I don’t know what is causing the buttery smell in this granola — but when it bakes, it smells like butter. It’s heavenly. I’m guessing it’s the sorghum or the coconut oil (or a combination of the them both) — and probably the pecans too!
Back in my senior year in college, I was living in a cooperatively-run house called Fletcher Collective (I’ve mentioned this experience several times before, but I’m just making sure you’re paying attention!). We bought all of our food collectively (which, as you can imagine, caused some conflicts, but suprisingly few, given there were 10+ different mouths to feed) and mostly in-bulk, saving a lot of money that way (and now I buy most of my groceries in bulk too — saving lots of $, even though it’s just me to feed).
The only downfall (or maybe this was a disguised fortune?) to the way we bought our groceries, though, is that there was rarely a quick snack you could grab and take on your way to class or work — you had to kind of work for it. There were more than enough ingredients in the house, but you’d need to put a little effort into making them into something you could eat. Hence, I did make a lot of “one-minute” trail mixes, a mixture of different nuts, seeds, and dried fruit, which kept me going until dinner but wasn’t the most satisfying lunch. To combat this issue, we had as one of our chores for each month the “guff food” person (“guff” is how we referred to food that was shared by the house — anyone could eat it, versus some items we bought personally, such as luxury items we didn’t splurge on as a house — how the people who came before me came up with that name, I have no idea). The “guff food” person would make grab-and-go snack items for the house to share once a week.
Well, my point to all of this (after rambling on for a while about something you may or may not find interesting, sorry!) is that I have that same problem of not having something I can put together and eat in 10 seconds or less, without sacrificing nutritional value, since I try to only buy food items that are in their least processed/most raw form. In order to have some easy snack items at arm’s length, I have to put some extra time into preparing them so I can have something when hunger strikes. In this case, I made this butter pecan granola, which is beyond easy to make, requires 45 minutes tops (depending on how fast you can throw all of the ingredients together in a bowl), and only 10 minutes of actual hands-on time and during the rest you can blog, have a cup of tea, or make your pup’s day and have a dog party (obviously the preferred thing to do). Then you can have a bowl of granola with your favorite nondairy milk to reward yourself for all of your hard work and store the rest in a glass jar for the next time you need an easy snack!
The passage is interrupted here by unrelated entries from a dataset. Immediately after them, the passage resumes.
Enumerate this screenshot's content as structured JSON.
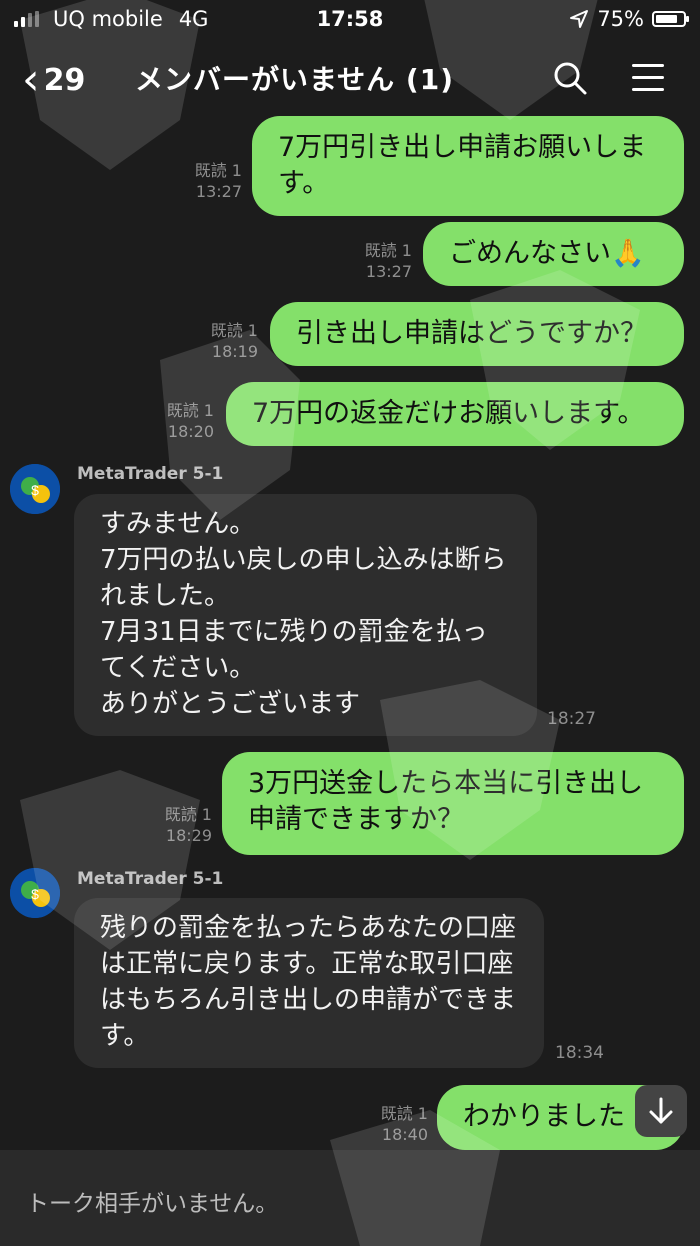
{
  "status_bar": {
    "carrier": "UQ mobile",
    "network": "4G",
    "time": "17:58",
    "battery": "75%"
  },
  "header": {
    "back_count": "29",
    "title": "メンバーがいません (1)"
  },
  "messages": [
    {
      "text": "7万円引き出し申請お願いします。",
      "read": "既読 1",
      "time": "13:27"
    },
    {
      "text": "ごめんなさい🙏",
      "read": "既読 1",
      "time": "13:27"
    },
    {
      "text": "引き出し申請はどうですか？",
      "read": "既読 1",
      "time": "18:19"
    },
    {
      "text": "7万円の返金だけお願いします。",
      "read": "既読 1",
      "time": "18:20"
    },
    {
      "sender": "MetaTrader 5-1",
      "text": "すみません。\n7万円の払い戻しの申し込みは断られました。\n7月31日までに残りの罰金を払ってください。\nありがとうございます",
      "time": "18:27"
    },
    {
      "text": "3万円送金したら本当に引き出し申請できますか？",
      "read": "既読 1",
      "time": "18:29"
    },
    {
      "sender": "MetaTrader 5-1",
      "text": "残りの罰金を払ったらあなたの口座は正常に戻ります。正常な取引口座はもちろん引き出しの申請ができます。",
      "time": "18:34"
    },
    {
      "text": "わかりました",
      "read": "既読 1",
      "time": "18:40"
    }
  ],
  "footer": {
    "text": "トーク相手がいません。"
  }
}
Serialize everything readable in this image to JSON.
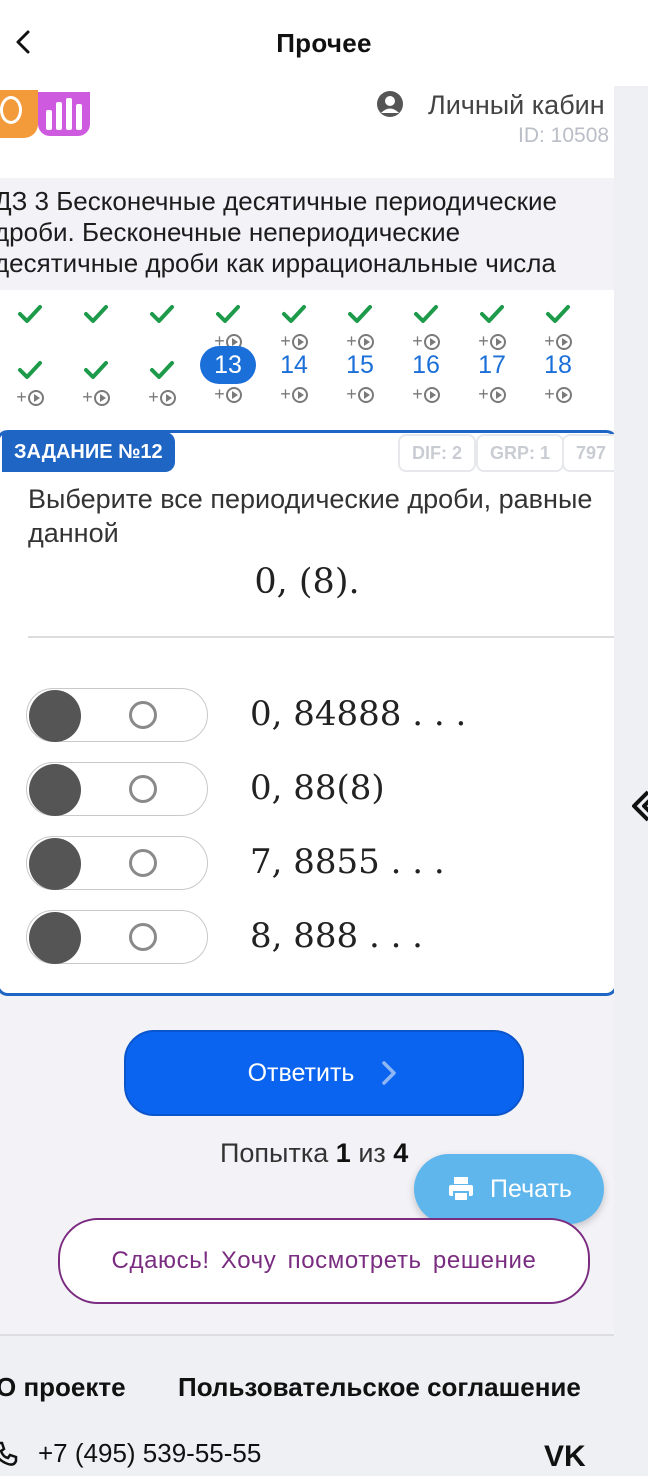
{
  "topbar": {
    "title": "Прочее"
  },
  "header": {
    "account_label": "Личный кабин",
    "user_id": "ID: 10508"
  },
  "task": {
    "title_lines": [
      "ДЗ 3 Бесконечные десятичные периодические",
      "дроби. Бесконечные непериодические",
      "десятичные дроби как иррациональные числа"
    ],
    "badge": "ЗАДАНИЕ №12",
    "tags": [
      "DIF: 2",
      "GRP: 1",
      "797"
    ],
    "question": "Выберите все периодические дроби, равные данной",
    "formula": "0, (8).",
    "options": [
      "0, 84888 . . .",
      "0, 88(8)",
      "7, 8855 . . .",
      "8, 888 . . ."
    ]
  },
  "nav": {
    "top_row_checks": 9,
    "bottom_numbers": [
      "13",
      "14",
      "15",
      "16",
      "17",
      "18"
    ],
    "plus": "+"
  },
  "actions": {
    "submit": "Ответить",
    "attempt_prefix": "Попытка",
    "attempt_current": "1",
    "attempt_sep": "из",
    "attempt_total": "4",
    "print": "Печать",
    "give_up": "Сдаюсь! Хочу посмотреть решение"
  },
  "footer": {
    "about": "О проекте",
    "agreement": "Пользовательское соглашение",
    "phone": "+7 (495) 539-55-55",
    "vk": "VK"
  },
  "colors": {
    "accent": "#1f66c4",
    "button": "#0b64f0",
    "print": "#5fb6ec",
    "give_up": "#7a2d80",
    "check": "#1d9a4a"
  }
}
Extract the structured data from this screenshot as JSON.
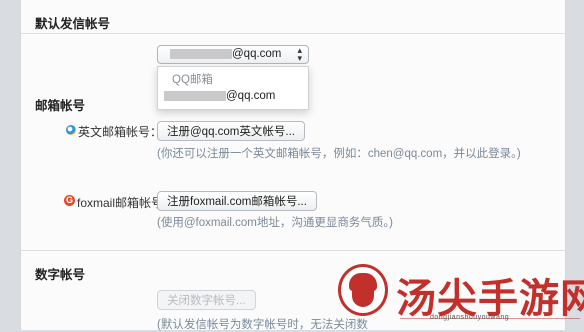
{
  "sections": {
    "default_sender": "默认发信帐号",
    "mailbox_accounts": "邮箱帐号",
    "digital_account": "数字帐号"
  },
  "sender_select": {
    "value_suffix": "@qq.com",
    "dropdown_group": "QQ邮箱",
    "dropdown_option_suffix": "@qq.com"
  },
  "english_account": {
    "label": "英文邮箱帐号：",
    "button": "注册@qq.com英文帐号...",
    "hint": "(你还可以注册一个英文邮箱帐号，例如：chen@qq.com，并以此登录。)"
  },
  "foxmail_account": {
    "label": "foxmail邮箱帐号：",
    "button": "注册foxmail.com邮箱帐号...",
    "hint": "(使用@foxmail.com地址，沟通更显商务气质。)"
  },
  "digital": {
    "button": "关闭数字帐号...",
    "hint": "(默认发信帐号为数字帐号时，无法关闭数"
  },
  "watermark": {
    "text": "汤尖手游网",
    "sub": "dongjianshouyouwang"
  },
  "colors": {
    "watermark": "#c2302c",
    "hint": "#7b8a99"
  }
}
And making homemade granola is so much cheaper than buying granola at the store, especially if you buy all of the ingredients in bulk. If everything else I’ve said about this recipe hasn’t sold you yet, I bet saving some money will!
Butter Pecan Granola
This recipe uses locally-grown pecans and sorghum! If you live in northeastern Missouri like me, you can find these products locally at Local Harvest. If not, feel free to substitute with a different liquid sweetener if you can’t find sorghum in your region (brown rice syrup would be a good one in this recipe).
- 3 cups rolled oats
- 1/2 cup oat bran
- 1/2 cup wheat germ
- 1/2 cup sorghum (update: this amount of sorghum might be too sweet — I recommend halving this amount and seeing how you like it, but only if you’re using sorghum; other liquid sweeteners should be fine at this amount.)
- 2 tbsp. blackstrap molasses (optional; if using sorghum, you might not need it, as sorghum has a similar taste to that of molasses)
- 1/4 cup pecans, chopped
- 1/4 cup hulled sunflower seeds
- 1/2 cup coconut oil + more to coat pan (you may substitute with olive oil, but the coconut oil is recommended in this recipe)
- 1/2 tsp. cinnamon
- 1 tsp. pure vanilla extract
- 1/2 cup dried cranberries
- a few pinches of salt
- Preheat oven to 325. Grease a large casserole dish or two baking sheets.
- Combine all ingredients except for dried cranberries (these will be mixed in after baking) in a large bowl.
- Transfer to prepared casserole dish or baking sheets. Bake for 25 minutes, stirring once in between and watching in the last few minutes to make sure it does not burn.
- Mix in the cranberries. Store in an airtight container. Enjoy with nondairy milk or yogurt, over ice cream, or by itself as a trail mix.